  • On a practical level, as well as listening, I was able to assist a few people to get help with some problems. 
  • One of these was a terminally ill man who had lost his hearing aids and was unable to attend the clinic for  assessment. He didn’t want to bother the doctor or the ENT dept. so I offered to call them on his behalf. The  outcome was that they were able to furnish him with a new set based on his previous script and posted them  out to him. When I called him back to tell him this, the relief and gratitude in his voice was really touching.  The team leader at RC followed this up the next week to check all was well. 
  • In another call, the subject of a grandfather’s concerns over his daughter’s situation with her 3 children, one  of whom was autistic, living in a top flat in the town, were highlighted. He was so worried because she  clearly depended on his help (being a single parent) but that had to be stopped. My background is in  assisting families such as this and I was able to contact a support organisation in Edinburgh and give him  the direct number of someone I had worked with and who I knew would be able to assist them. 
  • Having made over 300 calls to a varied client group, the overwhelming response to my enquiries was that of  very grateful appreciation that someone had taken the time and trouble to be in touch.

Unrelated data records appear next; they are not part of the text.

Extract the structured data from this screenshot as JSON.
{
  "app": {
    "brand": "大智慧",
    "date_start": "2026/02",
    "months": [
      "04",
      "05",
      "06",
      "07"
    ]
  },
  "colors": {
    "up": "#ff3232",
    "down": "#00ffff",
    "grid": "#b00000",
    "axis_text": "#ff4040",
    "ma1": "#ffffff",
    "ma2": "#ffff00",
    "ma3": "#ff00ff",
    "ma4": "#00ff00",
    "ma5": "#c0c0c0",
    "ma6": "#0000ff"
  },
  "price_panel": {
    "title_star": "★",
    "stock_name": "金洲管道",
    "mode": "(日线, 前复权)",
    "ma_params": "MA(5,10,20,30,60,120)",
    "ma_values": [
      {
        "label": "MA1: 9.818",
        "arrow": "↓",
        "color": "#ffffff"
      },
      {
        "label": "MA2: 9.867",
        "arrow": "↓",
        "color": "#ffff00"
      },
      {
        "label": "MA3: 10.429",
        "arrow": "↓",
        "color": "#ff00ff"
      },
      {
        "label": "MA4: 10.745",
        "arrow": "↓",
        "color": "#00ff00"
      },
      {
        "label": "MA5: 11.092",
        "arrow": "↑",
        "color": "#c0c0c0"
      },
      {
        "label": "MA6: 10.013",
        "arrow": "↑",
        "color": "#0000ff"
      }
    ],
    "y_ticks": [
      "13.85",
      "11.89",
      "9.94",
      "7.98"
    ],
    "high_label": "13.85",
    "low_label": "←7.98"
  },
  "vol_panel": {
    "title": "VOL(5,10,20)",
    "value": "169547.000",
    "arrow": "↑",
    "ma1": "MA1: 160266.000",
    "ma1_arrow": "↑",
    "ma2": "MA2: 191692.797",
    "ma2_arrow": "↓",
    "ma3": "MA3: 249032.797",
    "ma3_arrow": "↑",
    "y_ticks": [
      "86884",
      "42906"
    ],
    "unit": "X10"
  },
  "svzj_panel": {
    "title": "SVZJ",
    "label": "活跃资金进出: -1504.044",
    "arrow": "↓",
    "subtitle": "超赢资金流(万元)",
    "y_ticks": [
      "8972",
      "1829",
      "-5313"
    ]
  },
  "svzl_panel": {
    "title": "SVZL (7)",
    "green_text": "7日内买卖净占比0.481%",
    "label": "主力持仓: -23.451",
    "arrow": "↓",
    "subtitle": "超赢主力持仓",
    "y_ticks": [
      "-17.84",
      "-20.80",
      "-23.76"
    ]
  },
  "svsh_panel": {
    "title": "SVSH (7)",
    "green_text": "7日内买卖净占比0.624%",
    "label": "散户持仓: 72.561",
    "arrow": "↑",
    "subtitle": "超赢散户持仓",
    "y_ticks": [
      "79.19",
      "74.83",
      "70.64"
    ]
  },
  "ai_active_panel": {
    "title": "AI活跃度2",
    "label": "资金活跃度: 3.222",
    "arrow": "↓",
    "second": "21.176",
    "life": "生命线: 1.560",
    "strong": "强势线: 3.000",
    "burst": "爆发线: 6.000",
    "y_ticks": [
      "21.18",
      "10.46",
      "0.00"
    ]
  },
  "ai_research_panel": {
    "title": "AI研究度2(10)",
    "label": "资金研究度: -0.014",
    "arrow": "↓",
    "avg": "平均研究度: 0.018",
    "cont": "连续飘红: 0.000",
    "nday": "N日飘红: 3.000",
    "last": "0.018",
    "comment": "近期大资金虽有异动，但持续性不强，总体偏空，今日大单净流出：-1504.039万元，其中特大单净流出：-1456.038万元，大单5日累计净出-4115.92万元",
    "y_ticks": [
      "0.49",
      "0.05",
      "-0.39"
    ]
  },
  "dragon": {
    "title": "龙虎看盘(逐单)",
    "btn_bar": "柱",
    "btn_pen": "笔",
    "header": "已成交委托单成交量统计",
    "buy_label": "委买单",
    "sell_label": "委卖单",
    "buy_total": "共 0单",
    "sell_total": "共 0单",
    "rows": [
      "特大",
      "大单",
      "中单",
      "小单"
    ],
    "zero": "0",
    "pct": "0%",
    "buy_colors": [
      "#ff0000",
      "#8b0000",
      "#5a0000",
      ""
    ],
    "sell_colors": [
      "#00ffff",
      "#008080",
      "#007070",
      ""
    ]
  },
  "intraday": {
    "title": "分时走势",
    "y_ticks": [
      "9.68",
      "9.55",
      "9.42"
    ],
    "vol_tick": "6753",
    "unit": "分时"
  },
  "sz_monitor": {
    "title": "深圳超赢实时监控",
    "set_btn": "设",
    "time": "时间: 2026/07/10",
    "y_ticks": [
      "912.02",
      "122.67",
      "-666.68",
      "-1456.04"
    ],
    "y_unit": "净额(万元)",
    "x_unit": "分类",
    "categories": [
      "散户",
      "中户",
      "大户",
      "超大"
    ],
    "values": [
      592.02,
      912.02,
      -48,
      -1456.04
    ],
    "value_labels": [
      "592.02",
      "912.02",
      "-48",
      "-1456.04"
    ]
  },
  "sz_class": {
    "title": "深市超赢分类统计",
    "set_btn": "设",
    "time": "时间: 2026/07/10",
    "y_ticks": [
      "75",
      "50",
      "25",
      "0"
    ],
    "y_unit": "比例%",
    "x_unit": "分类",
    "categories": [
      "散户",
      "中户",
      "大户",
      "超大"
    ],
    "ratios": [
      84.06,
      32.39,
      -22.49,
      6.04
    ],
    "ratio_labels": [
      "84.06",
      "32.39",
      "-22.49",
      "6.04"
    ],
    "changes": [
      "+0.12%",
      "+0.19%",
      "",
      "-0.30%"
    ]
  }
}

How did this make you feel?  

Leading on this piece of work has hands down been the most rewarding thing I have ever done in my career  working in the NHS. This has given me masses of job satisfaction, knowing that a service which I designed  and implemented has reached so many people and has helped them in some way is just incredible. I am  really proud of all involved and this is something I will never forget.

Reflecting on your experiences what have you learned? 

I have learnt that during these difficult times, we have to use the positives and jump at the opportunities it  gives us. We have been able to devise a new service and implement a new way of working which has made  such a difference to people, contacting people in ways in which we would never normally be able to thanks  to a relaxation in Information Governance legislation.

What difference has it made to you to tell your story as part of this project?  

I feel being able to share this story has given me a good chance to reflect and to share this with others in  the hope this may influence ways in which other areas work is great. I am privileged that the personal  outcomes network feel my work is worthy of sharing so thank you for giving me this opportunity.